“I think it holds its own and stands shoulder to shoulder with most stuff from that year,” he says.
It’s a bold proclamation, but one that is not without merit. Too High To Die is liberally scattered with diamond-in-the-rough tracks, least of all the single ‘Backwater’, an upbeat, fuzzy anthem resplendent with Kirkwood’s squalling riffs, which reached the #2 spot on the Billboard Mainstream Rock Tracks chart.
Fans may be surprised though to learn that the hit track didn’t initially take the form of a grunge rock staple.
“I think ‘Backwater’ was a hit because it’s really a simple gospel-like song at its core…at least that’s how I wrote it,” Kirkwood reveals. “The demo was a lot slower and organ based.”
So, would the artist agree that Too High To Die is Meat Puppets’ ‘best’ album?
“I think it’s one of our best,” he responds.

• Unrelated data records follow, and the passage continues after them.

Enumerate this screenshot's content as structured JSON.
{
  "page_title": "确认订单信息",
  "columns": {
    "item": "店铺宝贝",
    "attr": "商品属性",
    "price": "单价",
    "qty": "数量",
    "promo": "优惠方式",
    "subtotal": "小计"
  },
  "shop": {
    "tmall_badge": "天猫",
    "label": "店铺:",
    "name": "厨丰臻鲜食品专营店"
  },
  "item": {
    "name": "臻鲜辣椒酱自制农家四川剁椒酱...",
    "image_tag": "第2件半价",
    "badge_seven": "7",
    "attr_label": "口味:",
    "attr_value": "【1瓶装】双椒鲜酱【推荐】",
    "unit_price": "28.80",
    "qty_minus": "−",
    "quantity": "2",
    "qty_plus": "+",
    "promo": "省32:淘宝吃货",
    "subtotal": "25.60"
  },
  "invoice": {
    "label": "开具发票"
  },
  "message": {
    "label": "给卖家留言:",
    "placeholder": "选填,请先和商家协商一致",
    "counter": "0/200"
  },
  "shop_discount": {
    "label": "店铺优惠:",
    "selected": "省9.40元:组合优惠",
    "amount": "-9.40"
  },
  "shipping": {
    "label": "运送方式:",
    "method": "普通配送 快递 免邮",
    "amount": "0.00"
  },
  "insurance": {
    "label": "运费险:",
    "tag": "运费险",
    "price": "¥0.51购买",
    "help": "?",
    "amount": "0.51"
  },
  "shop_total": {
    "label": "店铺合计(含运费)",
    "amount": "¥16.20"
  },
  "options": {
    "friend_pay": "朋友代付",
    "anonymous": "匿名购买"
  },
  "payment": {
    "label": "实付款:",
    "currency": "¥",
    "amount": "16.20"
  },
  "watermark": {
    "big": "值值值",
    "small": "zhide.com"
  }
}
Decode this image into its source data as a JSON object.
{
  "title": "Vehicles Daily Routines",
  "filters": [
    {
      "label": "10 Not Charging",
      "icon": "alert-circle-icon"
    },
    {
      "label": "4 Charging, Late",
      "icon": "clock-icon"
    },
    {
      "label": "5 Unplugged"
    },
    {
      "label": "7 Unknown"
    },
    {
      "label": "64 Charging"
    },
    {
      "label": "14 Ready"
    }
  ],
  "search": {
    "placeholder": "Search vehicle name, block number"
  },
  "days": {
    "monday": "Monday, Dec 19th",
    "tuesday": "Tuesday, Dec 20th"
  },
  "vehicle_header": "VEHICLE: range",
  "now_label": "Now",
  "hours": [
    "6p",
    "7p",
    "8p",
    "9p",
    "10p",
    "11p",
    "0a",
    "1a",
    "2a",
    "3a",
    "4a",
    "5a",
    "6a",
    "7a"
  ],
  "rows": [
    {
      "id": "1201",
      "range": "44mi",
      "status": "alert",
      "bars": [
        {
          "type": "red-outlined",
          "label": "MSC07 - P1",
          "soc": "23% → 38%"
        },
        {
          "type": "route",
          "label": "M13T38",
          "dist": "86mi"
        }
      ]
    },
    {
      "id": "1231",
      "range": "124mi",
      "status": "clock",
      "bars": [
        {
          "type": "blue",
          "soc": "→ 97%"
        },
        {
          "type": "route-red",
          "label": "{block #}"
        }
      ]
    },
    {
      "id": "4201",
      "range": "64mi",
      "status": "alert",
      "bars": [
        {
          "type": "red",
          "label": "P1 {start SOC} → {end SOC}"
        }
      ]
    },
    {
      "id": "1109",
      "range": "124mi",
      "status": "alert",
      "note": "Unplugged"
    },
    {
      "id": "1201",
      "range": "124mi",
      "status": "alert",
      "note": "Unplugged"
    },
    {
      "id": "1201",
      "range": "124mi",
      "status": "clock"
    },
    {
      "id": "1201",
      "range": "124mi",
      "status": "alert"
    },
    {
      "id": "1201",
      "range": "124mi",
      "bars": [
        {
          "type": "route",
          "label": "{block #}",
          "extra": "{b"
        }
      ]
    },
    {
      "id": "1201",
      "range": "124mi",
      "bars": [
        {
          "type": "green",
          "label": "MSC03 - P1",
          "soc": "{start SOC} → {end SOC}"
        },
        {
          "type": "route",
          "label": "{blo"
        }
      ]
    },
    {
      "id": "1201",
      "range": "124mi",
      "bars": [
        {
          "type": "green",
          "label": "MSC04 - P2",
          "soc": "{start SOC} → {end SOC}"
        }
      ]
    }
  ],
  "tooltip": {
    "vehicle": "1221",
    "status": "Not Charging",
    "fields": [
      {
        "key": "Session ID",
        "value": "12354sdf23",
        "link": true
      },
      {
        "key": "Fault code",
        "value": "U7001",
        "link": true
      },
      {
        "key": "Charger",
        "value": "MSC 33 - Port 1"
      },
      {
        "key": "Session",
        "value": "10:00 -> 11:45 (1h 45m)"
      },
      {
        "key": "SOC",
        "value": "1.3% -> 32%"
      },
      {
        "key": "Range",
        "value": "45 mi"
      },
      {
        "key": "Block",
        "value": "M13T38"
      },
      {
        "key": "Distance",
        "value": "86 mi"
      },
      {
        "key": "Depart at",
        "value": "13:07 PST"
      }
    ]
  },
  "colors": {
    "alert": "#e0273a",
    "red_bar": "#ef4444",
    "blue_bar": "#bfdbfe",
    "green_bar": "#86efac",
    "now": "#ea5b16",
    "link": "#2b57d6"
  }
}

“(It’s) hard for me to say though because I go through phases of liking one more than the next…and I’m mostly into our stuff on a song to song basis.”
In that case, which of the tracks from Too High To Die is he most proud of?
“I like ‘Flaming Heart’, ‘Never To Be Found’, and ‘Why’…right now anyway,” confirms the frontman.
Then there’s ‘Roof With A Hole’, a fabulously bluesy, slow-burning track. With the plaintive lyrics “The roof’s got a hole in it/and everything’s been ruined by the rain”, is the song a metaphor for disillusionment, perhaps?
“‘Roof With a Hole’ is definitely about erosion…metaphoric and real,” Kirkwood relates.